A Kerala native, survived by his wife and daughter, was laid to rest by a Muslim, a Hindu and two others in Delhi’s Mangolpuri, as no male members of their family turned up for the funeral.

PPE wearing men buying a COVID-19 patient who died Image for representation only
news Coronavirus Saturday, June 13, 2020 - 21:04

In times of a pandemic, relationships and communities forged over a lifetime could possibly amount to nothing. The funeral of 65-year-old Joseph (name changed), a COVID-19 patient in Delhi, stands testimony to this grim reckoning. On Wednesday, Joseph’s wife and daughter had to lay him to rest at Delhi’s largest burial ground, the Budh Vihar Shamsan Ghat in Mangolpuri with the help of four strangers. Two of them, an auto driver and an ambulance driver who had known the family for just a few hours, when they dropped the deceased’s wife and daughter as well as his mortal remains, to the cemetery. 

With just a mask and gloves, Hussain carried the coffin from the ambulance to the grave, as no male members of the family turned up for the funeral. With the help of the ambulance driver Vinod, who could access a PPE kit, and two cemetery workers, the coffin was lowered to the ground at 7.30 pm.

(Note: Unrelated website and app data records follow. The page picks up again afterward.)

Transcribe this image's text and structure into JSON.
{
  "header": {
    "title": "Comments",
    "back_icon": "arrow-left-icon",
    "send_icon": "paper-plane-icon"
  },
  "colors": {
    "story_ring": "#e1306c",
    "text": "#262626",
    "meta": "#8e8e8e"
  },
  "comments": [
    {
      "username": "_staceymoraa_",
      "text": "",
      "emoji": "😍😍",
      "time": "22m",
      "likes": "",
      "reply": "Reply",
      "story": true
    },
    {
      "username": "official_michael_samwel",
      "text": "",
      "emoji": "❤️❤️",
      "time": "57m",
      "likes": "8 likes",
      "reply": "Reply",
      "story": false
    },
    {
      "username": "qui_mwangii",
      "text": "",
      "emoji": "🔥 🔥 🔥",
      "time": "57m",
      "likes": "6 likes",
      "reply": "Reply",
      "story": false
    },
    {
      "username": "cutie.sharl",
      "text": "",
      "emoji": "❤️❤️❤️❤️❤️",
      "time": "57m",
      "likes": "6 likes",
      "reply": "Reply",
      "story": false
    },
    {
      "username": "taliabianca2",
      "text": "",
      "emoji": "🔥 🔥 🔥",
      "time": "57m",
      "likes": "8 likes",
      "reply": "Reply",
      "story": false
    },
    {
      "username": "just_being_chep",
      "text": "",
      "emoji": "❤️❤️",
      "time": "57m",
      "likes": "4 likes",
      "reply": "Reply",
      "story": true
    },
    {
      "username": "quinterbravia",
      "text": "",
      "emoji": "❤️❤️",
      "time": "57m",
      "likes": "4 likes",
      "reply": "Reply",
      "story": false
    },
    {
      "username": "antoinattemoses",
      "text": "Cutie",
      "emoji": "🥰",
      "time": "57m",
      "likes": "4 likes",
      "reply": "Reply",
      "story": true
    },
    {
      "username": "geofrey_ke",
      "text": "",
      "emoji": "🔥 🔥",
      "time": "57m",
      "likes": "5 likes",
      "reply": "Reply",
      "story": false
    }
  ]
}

“Seeing his wife and daughter’s desperation, I could not help but offer to assist in burying him. There was no family member other than the two of them at the funeral and if I had not done it, they would have been lost,” Hussain tells TNM. 

Joseph passed away at 5 am at the Lok Nayak Jai Prakash Narayan (LNJP) hospital in Delhi on Wednesday, where he spent a week in isolation. The news of his death reached his wife and daughter, who were observing their 10th day of home quarantine at around 9 am. This was when their travails began. 

“None of their relatives were prepared to claim the body at the hospital due to fear of the virus. Finally, the wife and daughter of the deceased got permission to break their quarantine and claim the body, as the hospital needed the presence of a blood relative to do so,” says a source close to the family.

The hospital agreed to arrange for a private ambulance driver to transport Joseph’s body to the cemetery, as all of their ambulances were reportedly busy. This, as the family had only a day's permission to step out of their house and complete the funeral. However, due to acute shortage of staff, the hospital could not send health workers to assist in the burial of the deceased. 

“They told us that Christian burials are so few. It was mostly Hindu and Muslim burials and since it was 5 pm by the time we claimed the body, the hospital was in acute shortage of staff to spare for just one burial. So they were made to sign an assurance form by the hospital staff, promising that the body would be directly taken to the cemetery," she adds. 

In order to offer a proper Christian funeral for the deceased, who hails from Kerala and belongs to the Orthodox church, Joseph’s family tried to contact their local priest. However, not only did the pastor decline to officiate the funeral, nobody from the community barring four of Joseph’s friends visited the burial ground. According to the Central government’s guidelines on COVID-19 burials, a maximum of 20 people are allowed to attend a funeral.

“The pastor said that he could write a letter confirming that Joseph belonged to the church and that he was entitled to a Christian burial. He also said that he wanted to live for some more time and therefore would not attend the funeral,” the source adds. They later found a Catholic priest from Punjab who was kind enough to hold the prayer servive before the burial, according to the daughter’s updates on social media. 

TNM reached out to the concerned pastor who said that the COVID-19 death was the first such experience in the parish. 

“We have not had such an incident so far here. We were neither experienced nor prepared to handle it, and we decided to refrain from going to the cemetery only because of the pandemic, as the deceased person too had tested positive. However, in the future the church will come up with rules on officiating protocol for COVID-19 deaths and we will look into the issue,” he said.

Following the incident, the Orthodox Delhi Diocese Metropolitan announced that a basic service should be offered during the burial of a Christian COVID-19 deceased, after taking into consideration the circumstances of the case and adhering to guidelines set by the governmentsand the local bodies. All of the priests of the diocese have been informed of the new guidelines on COVID-19 burial services. 

However, the whole experience has left the family shaken, and wondering whether they should be reevaluating their support systems, be it religious institutions, communities or social units — the ones that people turn to in times of crisis.

 “The church was an institution that we had put our faith into, that we looked up to for support during tough times. We are held accountable if we do not inform the church of the major happenings in our lives - be it births, deaths, weddings. Yet when this family experienced the most traumatic time of their lives, neither those who ran the institution, nor the wider community offered to help. Everybody washed their hands off. Such is the nature of a pandemic,” the source adds. 

What was left in their absence were strangers, who came together blurring religious differences, to see Joseph off the proper way.

“My father's coffin was laid to rest by Hindus and a Muslim man. Thanks to these people, he got a proper Christian burial,” his daughter wrote in her social media testimony.